Problem to work on: Count the lines in the records below that contain the word "colors", and reply with only that number.

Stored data
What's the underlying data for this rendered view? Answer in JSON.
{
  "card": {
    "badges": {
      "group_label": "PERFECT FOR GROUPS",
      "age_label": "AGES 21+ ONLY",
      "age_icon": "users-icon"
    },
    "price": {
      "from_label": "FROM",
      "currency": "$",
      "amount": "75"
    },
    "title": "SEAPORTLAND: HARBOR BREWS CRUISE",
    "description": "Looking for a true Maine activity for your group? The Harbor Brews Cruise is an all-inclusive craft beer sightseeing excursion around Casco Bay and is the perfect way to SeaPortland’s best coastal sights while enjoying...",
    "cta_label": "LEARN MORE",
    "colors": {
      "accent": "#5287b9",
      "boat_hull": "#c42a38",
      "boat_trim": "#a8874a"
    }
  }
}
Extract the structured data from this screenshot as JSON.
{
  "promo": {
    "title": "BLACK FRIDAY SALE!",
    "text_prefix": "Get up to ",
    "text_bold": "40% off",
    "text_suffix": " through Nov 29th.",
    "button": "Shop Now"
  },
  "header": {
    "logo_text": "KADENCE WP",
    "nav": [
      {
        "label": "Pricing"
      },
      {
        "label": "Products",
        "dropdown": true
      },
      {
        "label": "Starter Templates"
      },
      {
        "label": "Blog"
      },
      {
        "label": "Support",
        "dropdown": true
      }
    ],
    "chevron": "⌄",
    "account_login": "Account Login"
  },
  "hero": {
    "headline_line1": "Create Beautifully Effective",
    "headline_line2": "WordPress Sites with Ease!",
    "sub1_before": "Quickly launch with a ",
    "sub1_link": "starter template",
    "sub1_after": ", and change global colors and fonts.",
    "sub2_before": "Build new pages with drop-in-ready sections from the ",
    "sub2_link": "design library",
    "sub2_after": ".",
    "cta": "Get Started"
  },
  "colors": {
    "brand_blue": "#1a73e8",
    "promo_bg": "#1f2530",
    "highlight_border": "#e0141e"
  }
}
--
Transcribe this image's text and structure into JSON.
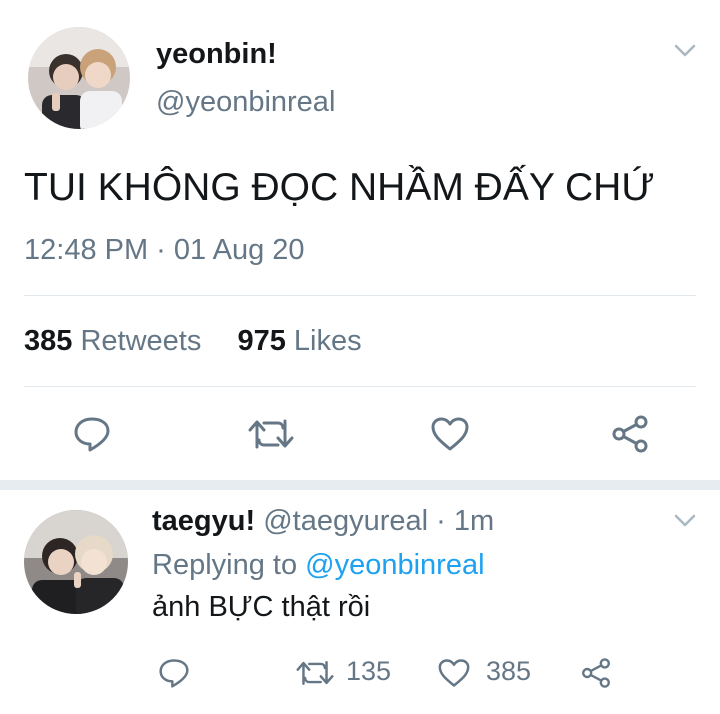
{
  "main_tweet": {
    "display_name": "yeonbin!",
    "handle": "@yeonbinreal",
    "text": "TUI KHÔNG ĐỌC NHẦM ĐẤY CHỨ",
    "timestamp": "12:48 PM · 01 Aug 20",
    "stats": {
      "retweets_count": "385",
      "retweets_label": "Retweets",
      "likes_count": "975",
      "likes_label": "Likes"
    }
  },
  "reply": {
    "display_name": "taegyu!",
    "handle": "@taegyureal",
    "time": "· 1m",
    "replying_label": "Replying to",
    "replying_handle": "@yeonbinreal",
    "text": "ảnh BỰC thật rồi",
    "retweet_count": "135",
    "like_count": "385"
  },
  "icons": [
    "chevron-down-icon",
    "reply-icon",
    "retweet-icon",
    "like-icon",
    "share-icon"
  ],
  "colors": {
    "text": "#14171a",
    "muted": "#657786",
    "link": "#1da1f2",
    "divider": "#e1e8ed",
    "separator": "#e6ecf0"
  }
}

Response to this exercise: 4